Work instruction: On how many lines of these entries does the word "工信部联通信" occur? State the number alone.

─── Data extracts ───

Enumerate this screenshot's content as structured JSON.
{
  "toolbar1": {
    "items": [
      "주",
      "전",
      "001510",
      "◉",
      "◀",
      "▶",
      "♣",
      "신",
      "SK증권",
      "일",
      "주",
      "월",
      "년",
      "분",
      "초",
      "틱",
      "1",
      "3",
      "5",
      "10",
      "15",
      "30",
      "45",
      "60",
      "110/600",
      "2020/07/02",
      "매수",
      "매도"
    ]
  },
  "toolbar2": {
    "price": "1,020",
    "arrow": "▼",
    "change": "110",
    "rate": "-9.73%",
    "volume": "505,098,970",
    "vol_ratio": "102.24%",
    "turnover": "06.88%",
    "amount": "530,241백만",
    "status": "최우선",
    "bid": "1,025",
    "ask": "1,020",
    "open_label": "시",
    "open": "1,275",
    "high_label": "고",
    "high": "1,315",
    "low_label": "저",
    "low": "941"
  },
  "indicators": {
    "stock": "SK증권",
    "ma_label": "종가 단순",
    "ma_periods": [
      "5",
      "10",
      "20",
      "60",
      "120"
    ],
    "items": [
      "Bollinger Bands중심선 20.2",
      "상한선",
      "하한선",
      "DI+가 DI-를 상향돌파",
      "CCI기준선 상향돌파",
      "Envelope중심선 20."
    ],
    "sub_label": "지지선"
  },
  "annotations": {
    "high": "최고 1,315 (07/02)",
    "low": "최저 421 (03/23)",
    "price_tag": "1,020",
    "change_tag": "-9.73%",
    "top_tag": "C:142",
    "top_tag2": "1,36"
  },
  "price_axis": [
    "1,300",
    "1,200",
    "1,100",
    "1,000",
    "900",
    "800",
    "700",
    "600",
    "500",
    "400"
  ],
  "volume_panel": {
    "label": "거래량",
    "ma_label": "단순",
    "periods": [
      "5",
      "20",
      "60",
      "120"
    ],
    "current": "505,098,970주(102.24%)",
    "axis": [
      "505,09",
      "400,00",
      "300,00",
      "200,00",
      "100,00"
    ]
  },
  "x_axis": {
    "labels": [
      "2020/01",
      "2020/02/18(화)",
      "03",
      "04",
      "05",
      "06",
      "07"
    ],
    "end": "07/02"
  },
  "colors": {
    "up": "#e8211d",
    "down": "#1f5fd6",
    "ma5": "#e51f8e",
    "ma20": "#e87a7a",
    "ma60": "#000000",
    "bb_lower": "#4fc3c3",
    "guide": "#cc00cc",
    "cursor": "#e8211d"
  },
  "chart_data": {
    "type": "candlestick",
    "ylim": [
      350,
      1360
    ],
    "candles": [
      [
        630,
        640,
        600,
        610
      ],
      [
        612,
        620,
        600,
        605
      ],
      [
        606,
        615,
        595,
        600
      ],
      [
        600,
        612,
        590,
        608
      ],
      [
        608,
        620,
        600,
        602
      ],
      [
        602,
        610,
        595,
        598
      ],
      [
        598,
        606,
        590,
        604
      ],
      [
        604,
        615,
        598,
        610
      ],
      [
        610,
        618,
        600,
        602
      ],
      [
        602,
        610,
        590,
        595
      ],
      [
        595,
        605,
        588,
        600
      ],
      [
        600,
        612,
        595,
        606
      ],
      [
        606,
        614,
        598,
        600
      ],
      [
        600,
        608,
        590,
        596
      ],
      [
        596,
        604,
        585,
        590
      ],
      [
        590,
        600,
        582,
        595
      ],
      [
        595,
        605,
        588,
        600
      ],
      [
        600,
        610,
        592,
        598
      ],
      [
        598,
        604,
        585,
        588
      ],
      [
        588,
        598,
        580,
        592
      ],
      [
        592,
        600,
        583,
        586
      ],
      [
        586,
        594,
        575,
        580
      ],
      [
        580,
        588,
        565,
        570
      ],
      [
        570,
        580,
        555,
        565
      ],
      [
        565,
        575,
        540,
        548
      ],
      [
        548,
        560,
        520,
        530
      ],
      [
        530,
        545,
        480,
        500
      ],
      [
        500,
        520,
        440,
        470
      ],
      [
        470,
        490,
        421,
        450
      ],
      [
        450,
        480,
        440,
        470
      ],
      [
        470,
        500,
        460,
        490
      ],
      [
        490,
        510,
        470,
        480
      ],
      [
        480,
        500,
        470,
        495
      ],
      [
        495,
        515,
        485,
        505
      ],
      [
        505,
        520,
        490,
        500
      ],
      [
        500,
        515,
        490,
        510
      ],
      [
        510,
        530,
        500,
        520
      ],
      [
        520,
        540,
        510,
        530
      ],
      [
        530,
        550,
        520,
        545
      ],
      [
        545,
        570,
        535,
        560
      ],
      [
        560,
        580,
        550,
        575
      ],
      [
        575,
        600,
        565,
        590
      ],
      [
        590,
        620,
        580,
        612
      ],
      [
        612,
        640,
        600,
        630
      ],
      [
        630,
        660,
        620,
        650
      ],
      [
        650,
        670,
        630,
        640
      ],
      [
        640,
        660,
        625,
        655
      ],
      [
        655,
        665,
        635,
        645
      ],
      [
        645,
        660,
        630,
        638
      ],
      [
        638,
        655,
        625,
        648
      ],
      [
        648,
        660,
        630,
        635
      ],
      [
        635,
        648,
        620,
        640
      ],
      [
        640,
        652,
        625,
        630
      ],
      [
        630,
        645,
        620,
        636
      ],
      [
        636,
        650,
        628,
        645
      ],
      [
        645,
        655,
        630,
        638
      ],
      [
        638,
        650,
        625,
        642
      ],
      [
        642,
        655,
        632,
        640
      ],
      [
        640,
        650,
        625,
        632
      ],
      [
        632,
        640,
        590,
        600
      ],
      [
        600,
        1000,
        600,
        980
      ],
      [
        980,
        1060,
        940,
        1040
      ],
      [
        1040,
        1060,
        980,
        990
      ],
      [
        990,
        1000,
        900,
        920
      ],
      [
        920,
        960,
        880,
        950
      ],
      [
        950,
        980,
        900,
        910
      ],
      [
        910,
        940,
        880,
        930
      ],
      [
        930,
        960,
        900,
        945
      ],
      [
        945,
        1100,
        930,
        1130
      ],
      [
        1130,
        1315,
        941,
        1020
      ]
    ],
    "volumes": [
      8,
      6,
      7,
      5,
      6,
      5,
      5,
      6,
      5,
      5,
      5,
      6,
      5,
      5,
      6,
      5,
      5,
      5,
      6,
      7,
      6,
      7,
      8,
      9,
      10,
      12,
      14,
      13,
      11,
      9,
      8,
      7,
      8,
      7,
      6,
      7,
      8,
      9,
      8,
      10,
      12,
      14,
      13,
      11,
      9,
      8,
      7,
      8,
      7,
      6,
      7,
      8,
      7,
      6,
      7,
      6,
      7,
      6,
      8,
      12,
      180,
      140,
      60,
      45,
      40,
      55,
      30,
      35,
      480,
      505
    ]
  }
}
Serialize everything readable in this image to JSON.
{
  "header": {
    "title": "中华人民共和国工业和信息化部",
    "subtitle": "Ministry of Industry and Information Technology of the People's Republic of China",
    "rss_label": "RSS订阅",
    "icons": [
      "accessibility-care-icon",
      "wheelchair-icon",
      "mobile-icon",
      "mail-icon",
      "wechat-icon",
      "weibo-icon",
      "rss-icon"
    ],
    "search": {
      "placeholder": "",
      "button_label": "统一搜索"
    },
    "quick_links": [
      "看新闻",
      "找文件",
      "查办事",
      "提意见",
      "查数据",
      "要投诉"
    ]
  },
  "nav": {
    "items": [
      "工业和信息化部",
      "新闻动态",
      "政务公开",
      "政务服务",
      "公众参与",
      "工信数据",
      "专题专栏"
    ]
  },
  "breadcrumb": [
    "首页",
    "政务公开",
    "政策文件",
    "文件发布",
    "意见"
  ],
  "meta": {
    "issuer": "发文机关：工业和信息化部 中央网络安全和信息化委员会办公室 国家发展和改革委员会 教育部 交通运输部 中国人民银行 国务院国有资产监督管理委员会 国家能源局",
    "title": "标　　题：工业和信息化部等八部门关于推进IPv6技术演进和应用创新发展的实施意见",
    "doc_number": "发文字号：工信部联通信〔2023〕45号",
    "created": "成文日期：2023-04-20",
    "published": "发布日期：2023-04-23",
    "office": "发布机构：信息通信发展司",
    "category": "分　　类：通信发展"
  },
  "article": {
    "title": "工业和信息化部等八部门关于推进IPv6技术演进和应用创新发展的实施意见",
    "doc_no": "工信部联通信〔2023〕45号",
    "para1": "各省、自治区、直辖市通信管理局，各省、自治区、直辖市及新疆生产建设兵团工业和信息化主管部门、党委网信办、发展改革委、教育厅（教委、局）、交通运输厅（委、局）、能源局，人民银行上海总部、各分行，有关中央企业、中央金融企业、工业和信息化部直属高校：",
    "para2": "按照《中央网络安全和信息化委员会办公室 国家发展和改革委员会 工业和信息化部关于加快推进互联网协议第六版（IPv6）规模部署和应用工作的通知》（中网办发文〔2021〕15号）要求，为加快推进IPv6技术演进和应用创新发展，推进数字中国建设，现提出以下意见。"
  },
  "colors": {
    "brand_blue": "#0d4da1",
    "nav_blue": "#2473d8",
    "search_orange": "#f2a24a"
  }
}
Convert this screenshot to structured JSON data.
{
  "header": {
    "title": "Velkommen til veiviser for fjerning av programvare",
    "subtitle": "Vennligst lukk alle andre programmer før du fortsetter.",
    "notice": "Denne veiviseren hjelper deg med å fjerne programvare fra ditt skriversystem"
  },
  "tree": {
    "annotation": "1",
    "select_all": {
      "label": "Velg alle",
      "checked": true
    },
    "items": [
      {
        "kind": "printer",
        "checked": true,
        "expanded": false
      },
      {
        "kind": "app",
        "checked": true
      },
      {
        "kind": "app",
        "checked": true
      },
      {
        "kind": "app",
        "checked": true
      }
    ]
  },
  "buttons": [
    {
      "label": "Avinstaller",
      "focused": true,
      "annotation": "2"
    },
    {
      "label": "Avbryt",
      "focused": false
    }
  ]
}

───

Result of the exercise: 2